:: AIM OF THE TASK ::
In the entries below, find every line with the string "Площадь" and copy it.

App and web page records:
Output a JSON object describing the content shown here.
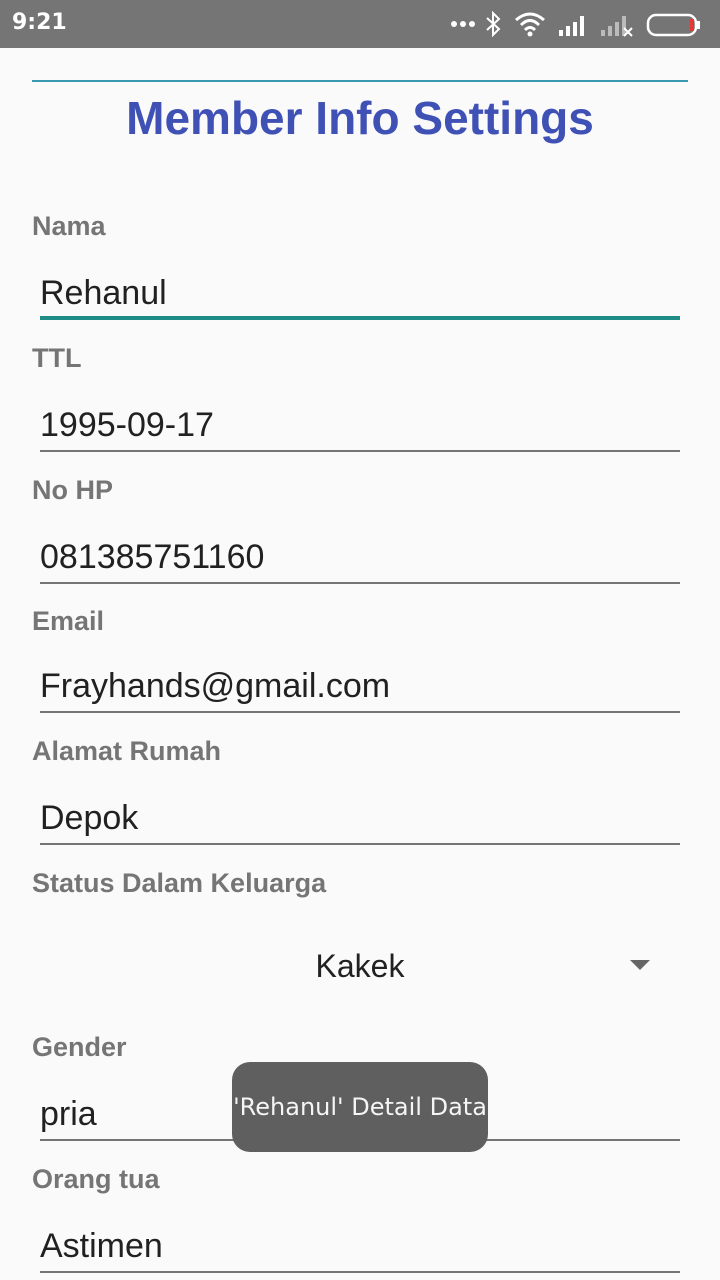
{
  "status_bar": {
    "time": "9:21",
    "icons": [
      "more-dots-icon",
      "bluetooth-icon",
      "wifi-icon",
      "signal-icon",
      "no-signal-icon",
      "battery-icon"
    ]
  },
  "page": {
    "title": "Member Info Settings",
    "accent_color": "#3f51b5",
    "focus_color": "#1e8c86"
  },
  "form": {
    "nama": {
      "label": "Nama",
      "value": "Rehanul"
    },
    "ttl": {
      "label": "TTL",
      "value": "1995-09-17"
    },
    "no_hp": {
      "label": "No HP",
      "value": "081385751160"
    },
    "email": {
      "label": "Email",
      "value": "Frayhands@gmail.com"
    },
    "alamat": {
      "label": "Alamat Rumah",
      "value": "Depok"
    },
    "status": {
      "label": "Status Dalam Keluarga",
      "selected": "Kakek"
    },
    "gender": {
      "label": "Gender",
      "value": "pria"
    },
    "orang_tua": {
      "label": "Orang tua",
      "value": "Astimen"
    }
  },
  "toast": {
    "message": "'Rehanul' Detail Data"
  }
}
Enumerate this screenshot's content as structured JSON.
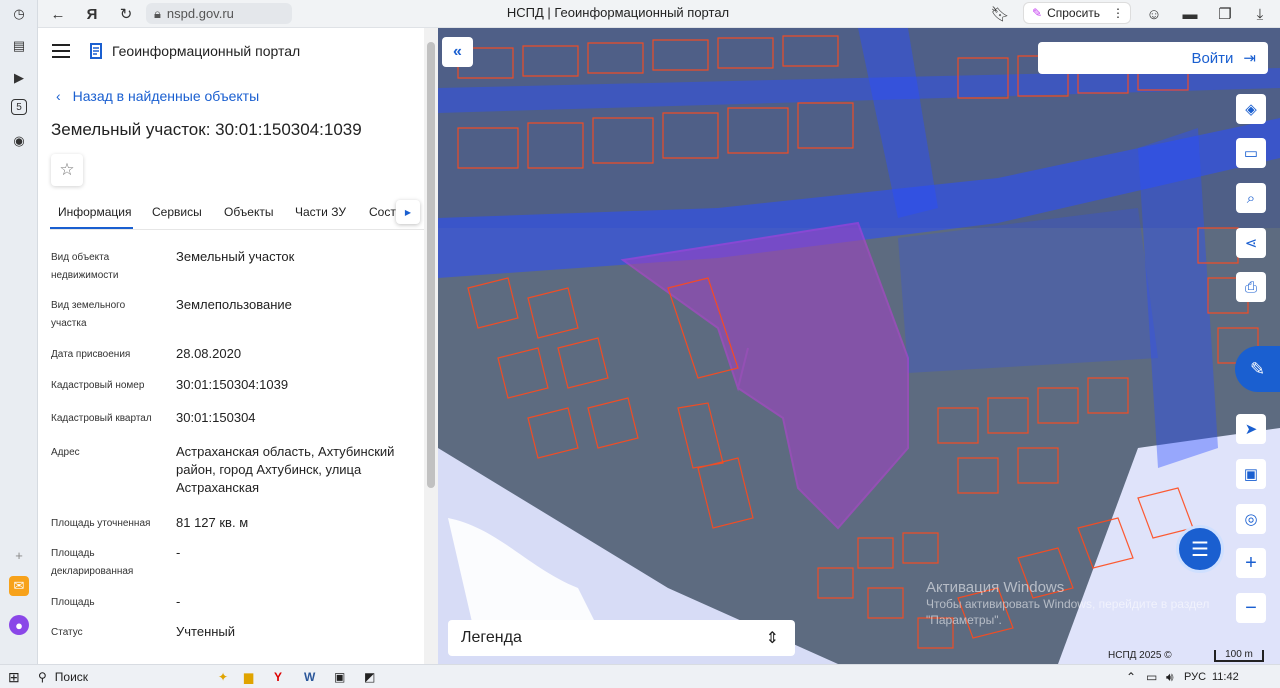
{
  "browser": {
    "url": "nspd.gov.ru",
    "page_title": "НСПД | Геоинформационный портал",
    "ask_button": "Спросить",
    "rail_badge": "5"
  },
  "panel": {
    "portal_title": "Геоинформационный портал",
    "back_label": "Назад в найденные объекты",
    "object_title": "Земельный участок: 30:01:150304:1039",
    "tabs": [
      "Информация",
      "Сервисы",
      "Объекты",
      "Части ЗУ",
      "Соста"
    ],
    "properties": [
      {
        "label": "Вид объекта недвижимости",
        "value": "Земельный участок"
      },
      {
        "label": "Вид земельного участка",
        "value": "Землепользование"
      },
      {
        "label": "Дата присвоения",
        "value": "28.08.2020"
      },
      {
        "label": "Кадастровый номер",
        "value": "30:01:150304:1039"
      },
      {
        "label": "Кадастровый квартал",
        "value": "30:01:150304"
      },
      {
        "label": "Адрес",
        "value": "Астраханская область, Ахтубинский район, город Ахтубинск, улица Астраханская"
      },
      {
        "label": "Площадь уточненная",
        "value": "81 127 кв. м"
      },
      {
        "label": "Площадь декларированная",
        "value": "-"
      },
      {
        "label": "Площадь",
        "value": "-"
      },
      {
        "label": "Статус",
        "value": "Учтенный"
      }
    ]
  },
  "map": {
    "login_label": "Войти",
    "legend_label": "Легенда",
    "copyright": "НСПД 2025 ©",
    "scale_label": "100 m",
    "watermark_title": "Активация Windows",
    "watermark_text": "Чтобы активировать Windows, перейдите в раздел \"Параметры\"."
  },
  "taskbar": {
    "search_label": "Поиск",
    "language": "РУС",
    "time": "11:42"
  },
  "colors": {
    "accent": "#1a5fd0",
    "parcel_outline": "#ff4a1c",
    "zone_fill": "#2a4dff",
    "selected_parcel": "#b13ad6"
  }
}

:: SOLUTION ::
        "label": "Площадь уточненная",
        "label": "Площадь декларированная",
        "label": "Площадь",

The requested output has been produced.